In response to endless rumors and, more recently, proven instances of institutionalized doping among Kenyan elite runners, Kenya instituted unmistakably harsh penalties for doping violations, including the potential for criminal charges. The newly-adopted policy accords well with what the hot-take mongers have called for since time immemorial: To completely ostracize the offenders. No second chances. No compromise.
Unfortunately, it wasn't good enough for WADA--the World Anti-Doping Agency--who declared Kenya non-compliant with their code. The code, it turns out, had been revised since Kenya began drafting their draconian measures and a national policy that was designed to accord with WADA suddenly did not comply. We can lay the blame at Kenya for having soft measures for too long or for missing deadline after deadline to submit their official policy or for simply not being located in Europe. We could also speculate that WADA was out to get Kenya, who they saw as a serial offender and safe harbor for dopers, and creatively changed their code to create one that would hold the Kenyan draft non-compliant.
Are some of these speculations crazier than others? Of course they are. Kenya certainly allowed the rumors to persist and the positive tests to pile up for too long without doing something to alter their course. But, wouldn't it be great--you can imagine WADA and the IOC and the IAAF thinking--if Galen Rupp won the Olympic marathon and not some skinny guy from Kenya no one has heard of? That would be swell indeed.
But, after brief speculation that Kenya would be excluded from Rio over their non-compliance, source emerged indicating that the IOC was not likely to ban the entirety of Kenya from the Olympic games. This seems just for a number of reasons not least among which that it would be capital-W wrong to put the dreams of individual athletes at the mercy of a procrastinating and very likely corrupt governing body. It's not David Rudisha's fault that some suit couldn't make a deadline. From a competitive standpoint this is good too. After all, we have to give Ethiopia someone to compete against and hate with an unquenchable passion. Rivalry drives sports.
Whether Kenya competes in Rio or doesn't compete in Rio is ultimately immaterial to the standing of the sport. That this became an issue at all--and a highly publicized one at that--is where the damage lies. If Kenya is allowed to compete, every event with a Kenyan participant will receive a couple sentences of commentary about their close call with doping allegations. If Kenya is not allowed to compete, every event that would have had a Kenyan participant would receive a couple of sentences of commentary explaining the absence of a real contender for their national ban for doping non-compliance.
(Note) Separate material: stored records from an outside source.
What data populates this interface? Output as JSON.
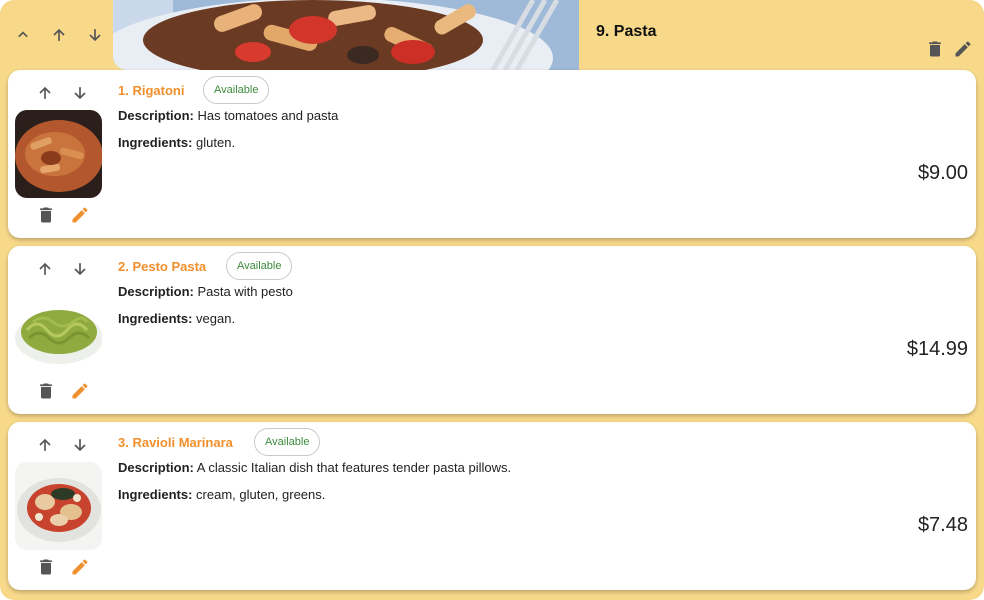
{
  "category": {
    "title": "9. Pasta",
    "image": "pasta-dish-photo"
  },
  "items": [
    {
      "name": "1. Rigatoni",
      "status": "Available",
      "description_label": "Description:",
      "description": "Has tomatoes and pasta",
      "ingredients_label": "Ingredients:",
      "ingredients": "gluten.",
      "price": "$9.00"
    },
    {
      "name": "2. Pesto Pasta",
      "status": "Available",
      "description_label": "Description:",
      "description": "Pasta with pesto",
      "ingredients_label": "Ingredients:",
      "ingredients": "vegan.",
      "price": "$14.99"
    },
    {
      "name": "3. Ravioli Marinara",
      "status": "Available",
      "description_label": "Description:",
      "description": "A classic Italian dish that features tender pasta pillows.",
      "ingredients_label": "Ingredients:",
      "ingredients": "cream, gluten, greens.",
      "price": "$7.48"
    }
  ],
  "colors": {
    "category_bg": "#f8d98a",
    "accent": "#f0902c",
    "available": "#3d8b3d",
    "icon_gray": "#555555"
  },
  "icons": [
    "chevron-up-icon",
    "arrow-up-icon",
    "arrow-down-icon",
    "trash-icon",
    "pencil-icon"
  ]
}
Either way, doping, once again, will not only be a story to tell when the Olympics come to the track, it will be the story. That's surely not what we, as fans of track and field, want. In a perfect world, our sport and every other sport would be clean, records would be free from any suspicion or discussion of asterisk-affixation, and everyone would just get along in a pure and virtuous spirit of competition.
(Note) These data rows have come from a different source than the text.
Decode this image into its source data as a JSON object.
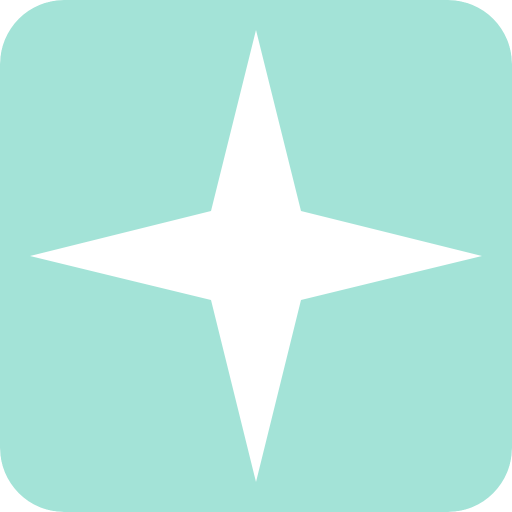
{
  "icon": {
    "name": "four-point-star-icon",
    "background_color": "#a3e3d7",
    "glyph_color": "#ffffff"
  }
}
We're humans, though, and our basic condition is to be flawed in some way. Kenya's recent place in the news cycle and the prevalence of doping rumors, allegations, and busts provide a stark reminder that not only are we each individually with flaws, but the institutions we create and the icons we adore are cut from the same cloth. So, yes, Kenya and the circumstances that brought them to the spotlight of the 24-hour media are not at all what we want. But, either because of karma or as a statement of our very nature, this all might just be what we ultimately deserve.